From January to June of this year, of the 39 people with yellow fever assisted at the Hospital das Clínicas of FMUSP, only two have passed, which represents a case fatality rate of 5%. That number is very different from the past, when the fatality rate for the disease was about 27,6% among the patients who entered the Emílio Ribas Infectology Institute (IIER). The HC attended the minor cases and in this group, among the gravest ones, the case fatality rate reached 67%, at the peak of the yellow fever outbreak in the State of São Paulo, in January 2018.
The drastic reduction in the mortality of the disease was obtained through a monumental research effort, undertaken by researchers of HC and IIER. The advances in the diagnosis and treatment of the disease are the theme of an extensive report of the Fapesp Journal, at the August 2019 edition, titled “Strike back on Yellow Fever”, signed by the journalist Carlos Fioravanti.
The article shows after a year and a half of research and five scientific articles published from May to July, the doctors have been able to better understand the indicators of severity of yellow fever.
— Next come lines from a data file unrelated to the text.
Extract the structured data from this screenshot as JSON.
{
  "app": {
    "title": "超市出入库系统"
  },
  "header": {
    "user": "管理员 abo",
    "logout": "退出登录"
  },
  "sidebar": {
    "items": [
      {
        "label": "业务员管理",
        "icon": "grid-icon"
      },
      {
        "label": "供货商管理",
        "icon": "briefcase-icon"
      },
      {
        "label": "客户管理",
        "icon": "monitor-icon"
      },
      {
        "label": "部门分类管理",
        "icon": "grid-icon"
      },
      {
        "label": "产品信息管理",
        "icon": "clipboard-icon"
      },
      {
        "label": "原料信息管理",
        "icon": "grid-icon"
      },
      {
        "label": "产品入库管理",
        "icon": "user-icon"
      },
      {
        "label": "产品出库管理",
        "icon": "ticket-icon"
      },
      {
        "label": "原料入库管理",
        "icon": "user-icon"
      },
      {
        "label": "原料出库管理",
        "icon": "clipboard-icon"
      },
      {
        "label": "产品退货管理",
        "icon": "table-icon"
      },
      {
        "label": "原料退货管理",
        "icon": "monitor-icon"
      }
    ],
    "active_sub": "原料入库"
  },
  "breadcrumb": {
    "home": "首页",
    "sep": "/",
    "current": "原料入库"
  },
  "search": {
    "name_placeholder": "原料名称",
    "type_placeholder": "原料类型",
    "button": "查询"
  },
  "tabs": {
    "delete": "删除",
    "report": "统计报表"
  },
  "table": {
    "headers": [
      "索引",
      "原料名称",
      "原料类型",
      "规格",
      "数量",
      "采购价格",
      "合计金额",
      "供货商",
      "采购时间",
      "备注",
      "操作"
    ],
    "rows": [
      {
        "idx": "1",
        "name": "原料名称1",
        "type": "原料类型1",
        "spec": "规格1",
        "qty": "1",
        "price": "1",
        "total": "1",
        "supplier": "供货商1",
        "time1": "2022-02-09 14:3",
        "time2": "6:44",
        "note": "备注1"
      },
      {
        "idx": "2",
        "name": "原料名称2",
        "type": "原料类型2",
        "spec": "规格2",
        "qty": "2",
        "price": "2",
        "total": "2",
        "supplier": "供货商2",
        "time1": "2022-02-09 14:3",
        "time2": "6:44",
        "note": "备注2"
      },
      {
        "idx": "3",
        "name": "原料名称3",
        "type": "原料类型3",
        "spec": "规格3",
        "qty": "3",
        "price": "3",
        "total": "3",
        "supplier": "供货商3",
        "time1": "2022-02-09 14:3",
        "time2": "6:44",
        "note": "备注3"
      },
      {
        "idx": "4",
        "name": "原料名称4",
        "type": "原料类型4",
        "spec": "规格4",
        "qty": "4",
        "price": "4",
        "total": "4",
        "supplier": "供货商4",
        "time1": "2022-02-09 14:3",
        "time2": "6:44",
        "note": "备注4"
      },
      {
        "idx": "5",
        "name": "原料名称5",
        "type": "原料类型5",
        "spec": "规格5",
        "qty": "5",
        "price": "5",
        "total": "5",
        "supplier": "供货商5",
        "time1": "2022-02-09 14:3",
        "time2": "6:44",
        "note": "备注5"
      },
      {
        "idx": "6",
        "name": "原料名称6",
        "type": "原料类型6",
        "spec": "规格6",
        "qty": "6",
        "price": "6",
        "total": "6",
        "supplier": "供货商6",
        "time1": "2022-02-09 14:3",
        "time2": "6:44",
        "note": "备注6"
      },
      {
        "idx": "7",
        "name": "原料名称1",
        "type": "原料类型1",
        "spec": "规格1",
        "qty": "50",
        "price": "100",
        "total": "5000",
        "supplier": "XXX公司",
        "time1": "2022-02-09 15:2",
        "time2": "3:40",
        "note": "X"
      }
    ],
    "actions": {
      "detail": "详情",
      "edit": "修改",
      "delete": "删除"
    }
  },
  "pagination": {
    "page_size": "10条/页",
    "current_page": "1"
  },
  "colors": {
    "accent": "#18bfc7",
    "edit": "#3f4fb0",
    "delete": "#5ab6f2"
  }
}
With it, the most precise triage allows to determine the kind of follow-up to the patient and even the criteria to receive the liver transplant, for instance, as shown by professor Esper Kallás, infectologist of the Infectious Diseases Department of FMUSP, in a seminar held in March at the Medical School, when one of the articles was still about to be published. “Predictors of Mortality in Yellow Fever Patients: an Observational Cohort Study”, published at the renowned Journal The Lancet Infectious Diseases.
A successful strategy adopted at the HCFMUSP has been primarily on the exchange of plasma, which is the liquid portion of the blood, in order to reduce the viral charge. The technique was detailed in articles published at the Journal of Travel Medicine and also in the American Journal of Tropical Medicine and Hygiene.
The article on the Fapesp Journal details the action of the virus and the results found in the study, highlighting the effort of the researchers to find a way out of an epidemic outbreak that had already plagued Brazil in the 19th century. In a brief history, the article shows the disease hasn’t spared even renowned health professionals, such as the Paulista oncologist Drauzio Varella, who contracted the yellow fever in 2004, during a research travel to the Rio Negro, in Amazonia.